Your instructions: Below is a set of records. Please retype every one exactly.
Segment Start: Dataset excerpts
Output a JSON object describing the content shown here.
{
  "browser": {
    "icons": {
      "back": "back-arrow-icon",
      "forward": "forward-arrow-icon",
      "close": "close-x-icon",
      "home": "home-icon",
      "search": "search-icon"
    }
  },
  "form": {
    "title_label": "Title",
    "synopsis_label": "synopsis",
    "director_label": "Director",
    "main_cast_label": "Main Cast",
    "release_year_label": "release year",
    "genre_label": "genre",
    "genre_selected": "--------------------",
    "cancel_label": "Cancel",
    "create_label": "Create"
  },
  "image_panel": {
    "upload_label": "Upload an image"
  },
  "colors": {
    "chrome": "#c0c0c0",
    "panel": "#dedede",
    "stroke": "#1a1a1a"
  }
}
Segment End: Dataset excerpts
Solution for this task:
Output a JSON object describing the content shown here.
{
  "browser": {
    "icons": {
      "back": "back-arrow-icon",
      "forward": "forward-arrow-icon",
      "close": "close-x-icon",
      "home": "home-icon",
      "search": "search-icon"
    }
  },
  "form": {
    "title_label": "Title",
    "synopsis_label": "synopsis",
    "director_label": "Director",
    "main_cast_label": "Main Cast",
    "release_year_label": "release year",
    "genre_label": "genre",
    "genre_selected": "--------------------",
    "cancel_label": "Cancel",
    "create_label": "Create"
  },
  "image_panel": {
    "upload_label": "Upload an image"
  },
  "colors": {
    "chrome": "#c0c0c0",
    "panel": "#dedede",
    "stroke": "#1a1a1a"
  }
}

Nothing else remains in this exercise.